Like many Americans, I tuned in last week to the January 6 Commission hearings. It was difficult to look away since it was on most major news stations. And that’s the point – we can’t look away as actions that defile the bedrock of our democracy are fractured.
As I watched the time-lapse video, it was hard to stay unemotional as my family and I ate dinner. So much so that my son had to ask me if my tomato soup and grilled cheese made me sad. (How can cheese make me sad? And yet, I totally see the logic in his question.) I hid it, saying that I was thinking about something else, meanwhile Dave and I looked at each other with the same horrified wide-eyes.
I’m firmly entrenched in the camp of “more information is good.” “The more you know” jingle from NBC’s 15-second public services announcement clips plays in my head often. I want to know all of the facts before I make decisions. I strive to be an informed citizen.
Yet, the past few years – especially the past few months – have had me questioning my drive to get more data. We have facts from all sides of any scenario at our fingertips, often with computer algorithms segmenting our news so that it’s the echochamber we want to hear. If you’re like me, you try to gather a wide variety of news sources so you can see as many issue angles as possible. If my parents were correct, there are at least three sides to every story.
The problem is that every day presents a new news story that challenges me to the core. In the last week alone, we’ve waited day by day to see the Supreme Court’s ruling of the Dobbs v. Jackson Women’s Health Organization, a compilation of shortages impacting mostly women (tampons, baby formula shortage and a childcare crisis), gas prices skyrocketing, and a stopped attempt of 31 white supremacists from rioting a Pride celebration in Idaho. That was as of Monday.

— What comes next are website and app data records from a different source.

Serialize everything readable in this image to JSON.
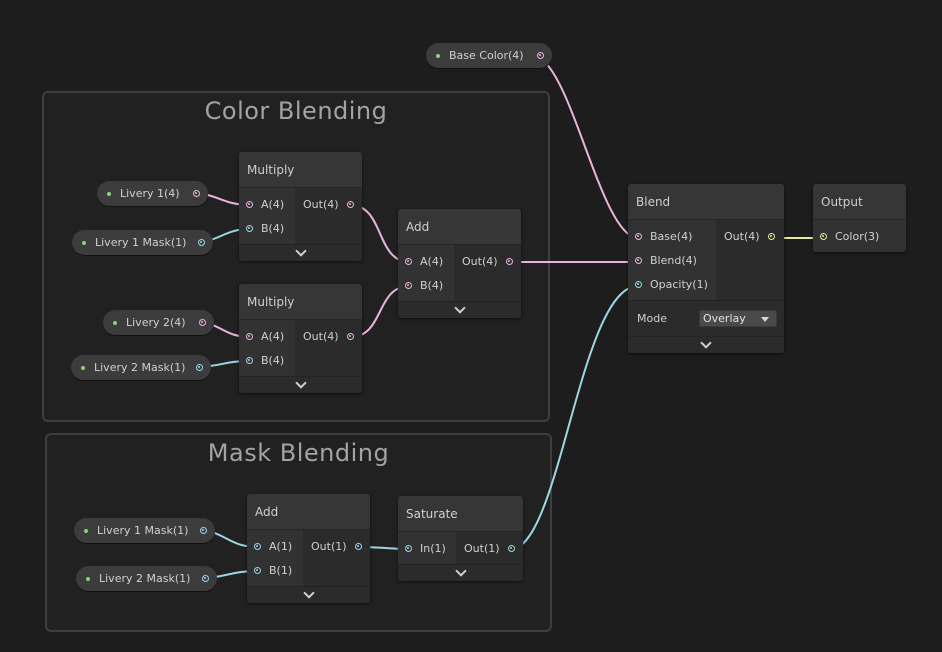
{
  "groups": {
    "color": {
      "title": "Color Blending"
    },
    "mask": {
      "title": "Mask Blending"
    }
  },
  "properties": {
    "base_color": "Base Color(4)",
    "livery1": "Livery 1(4)",
    "livery1_mask": "Livery 1 Mask(1)",
    "livery2": "Livery 2(4)",
    "livery2_mask": "Livery 2 Mask(1)",
    "mask_livery1_mask": "Livery 1 Mask(1)",
    "mask_livery2_mask": "Livery 2 Mask(1)"
  },
  "nodes": {
    "multiply1": {
      "title": "Multiply",
      "in_a": "A(4)",
      "in_b": "B(4)",
      "out": "Out(4)"
    },
    "multiply2": {
      "title": "Multiply",
      "in_a": "A(4)",
      "in_b": "B(4)",
      "out": "Out(4)"
    },
    "add_color": {
      "title": "Add",
      "in_a": "A(4)",
      "in_b": "B(4)",
      "out": "Out(4)"
    },
    "add_mask": {
      "title": "Add",
      "in_a": "A(1)",
      "in_b": "B(1)",
      "out": "Out(1)"
    },
    "saturate": {
      "title": "Saturate",
      "in": "In(1)",
      "out": "Out(1)"
    },
    "blend": {
      "title": "Blend",
      "in_base": "Base(4)",
      "in_blend": "Blend(4)",
      "in_opacity": "Opacity(1)",
      "out": "Out(4)",
      "mode_label": "Mode",
      "mode_value": "Overlay"
    },
    "output": {
      "title": "Output",
      "in_color": "Color(3)"
    }
  },
  "colors": {
    "wire_vector4": "#e8b4de",
    "wire_vector1": "#9cd6e4",
    "wire_vector3": "#e8e8a0",
    "dot_green": "#8ed07a",
    "background": "#1d1d1d"
  }
}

The question I keep circling back to is this: were we ever meant to know this much information at once? Are our bodies supposed to be able to process all that life is throwing at us at a more rapid clip? It’s clear our nation is in the midst of a mental health crisis, brought on by ever increasing pressure, ongoing injustices toward our marginalized groups, a pandemic, inflation, and more. Social media, as a distribution tool, has perpetuated a lot of that with younger generations, as U.S. Surgeon General Vivek Murthy indicated. When emergency visits because of suicide attempts increase by 51%, it’s clear to see there’s an issue, thought social media is not the only thing to blame.

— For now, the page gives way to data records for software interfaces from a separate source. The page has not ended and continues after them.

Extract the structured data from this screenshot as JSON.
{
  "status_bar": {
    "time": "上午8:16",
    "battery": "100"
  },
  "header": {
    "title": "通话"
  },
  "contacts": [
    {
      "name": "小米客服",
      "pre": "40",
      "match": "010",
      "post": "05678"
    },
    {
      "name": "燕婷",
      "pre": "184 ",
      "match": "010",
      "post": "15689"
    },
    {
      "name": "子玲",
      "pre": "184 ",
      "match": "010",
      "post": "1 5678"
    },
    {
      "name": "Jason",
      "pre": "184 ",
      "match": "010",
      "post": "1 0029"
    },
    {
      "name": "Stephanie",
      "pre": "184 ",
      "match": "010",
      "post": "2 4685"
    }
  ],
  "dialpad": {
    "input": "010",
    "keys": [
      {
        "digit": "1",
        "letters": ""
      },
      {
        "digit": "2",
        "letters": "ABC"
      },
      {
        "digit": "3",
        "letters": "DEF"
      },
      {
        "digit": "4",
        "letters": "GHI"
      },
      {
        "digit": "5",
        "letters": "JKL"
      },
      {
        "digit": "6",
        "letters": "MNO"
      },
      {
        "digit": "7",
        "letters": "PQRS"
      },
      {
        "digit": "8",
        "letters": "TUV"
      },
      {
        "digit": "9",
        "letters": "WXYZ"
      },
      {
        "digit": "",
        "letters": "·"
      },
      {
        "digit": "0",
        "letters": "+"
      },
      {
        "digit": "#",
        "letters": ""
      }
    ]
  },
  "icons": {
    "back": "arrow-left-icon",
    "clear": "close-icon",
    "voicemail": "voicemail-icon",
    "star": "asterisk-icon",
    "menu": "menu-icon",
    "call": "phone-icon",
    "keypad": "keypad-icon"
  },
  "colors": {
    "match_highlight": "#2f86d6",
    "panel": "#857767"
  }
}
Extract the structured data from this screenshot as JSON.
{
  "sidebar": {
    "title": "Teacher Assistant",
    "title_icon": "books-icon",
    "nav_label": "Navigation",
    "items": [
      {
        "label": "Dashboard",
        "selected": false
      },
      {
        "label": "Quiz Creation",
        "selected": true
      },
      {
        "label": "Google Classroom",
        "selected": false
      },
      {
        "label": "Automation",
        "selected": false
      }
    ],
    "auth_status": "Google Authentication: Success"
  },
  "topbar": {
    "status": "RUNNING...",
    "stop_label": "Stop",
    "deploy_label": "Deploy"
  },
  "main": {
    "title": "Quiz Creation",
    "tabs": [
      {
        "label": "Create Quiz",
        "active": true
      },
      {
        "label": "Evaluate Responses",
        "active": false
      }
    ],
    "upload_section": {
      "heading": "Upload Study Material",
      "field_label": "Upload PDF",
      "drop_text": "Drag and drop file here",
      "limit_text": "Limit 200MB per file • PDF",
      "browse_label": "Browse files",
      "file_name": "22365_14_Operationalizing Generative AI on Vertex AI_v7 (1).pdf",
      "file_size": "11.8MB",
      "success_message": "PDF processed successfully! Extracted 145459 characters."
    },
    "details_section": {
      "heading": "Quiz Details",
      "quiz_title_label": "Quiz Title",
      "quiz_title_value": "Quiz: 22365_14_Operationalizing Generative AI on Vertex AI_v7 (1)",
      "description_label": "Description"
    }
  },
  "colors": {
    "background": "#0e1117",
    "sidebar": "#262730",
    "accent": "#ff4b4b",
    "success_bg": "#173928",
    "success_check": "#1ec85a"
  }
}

I notice it daily in my own body. Do you notice it too? You pick up Twitter or Instagram and hear the latest hot-button issue and it buries under your skin. Your heart races as you hear the first five minutes of the national news, getting the top stories for the day. You receive a text from a friend with a link to the latest mass shooting or watch homes wash away in a flood, and the text bubble pops up with a “I can’t even comprehend this.” You scroll on your phone and find that yet another friend has Covid in the midst of rising infections, though case rates aren’t reflecting the positive home tests and no one seems to be talking about it.
Just writing that made my blood pressure spike. It reminds me of the Surge Capacity conversation that Tara Haelle started in 2020 as we started noticing the initial mental health impacts of the pandemic. Her advice: take it easy, recognize grief, and accept that life is a little different. Two years later, does this advice hold true? Or should we add a few more coping techniques to the toolbox?
In times when I feel flooded, when it all feels too much, I try to put my phone down and go outside for a walk around the block. I’ve found that I need a few of those a day. The trick is not to pick the phone back up the moment I walk in the door, but solving that issue is for another day.
And then there are the days when I hit surge capacity by 9am. Those days require a nap and maybe a book. Does that break spike my anxiety a little more off the bat because I think of the millions of things I need to do? Absolutely, but I need to flow through the emotional response cycle before I approach the world again.
What do you do when the information overload becomes too much? I’d love to know – leave me a comment below.
This article’s featured image is by Marjan Grabowski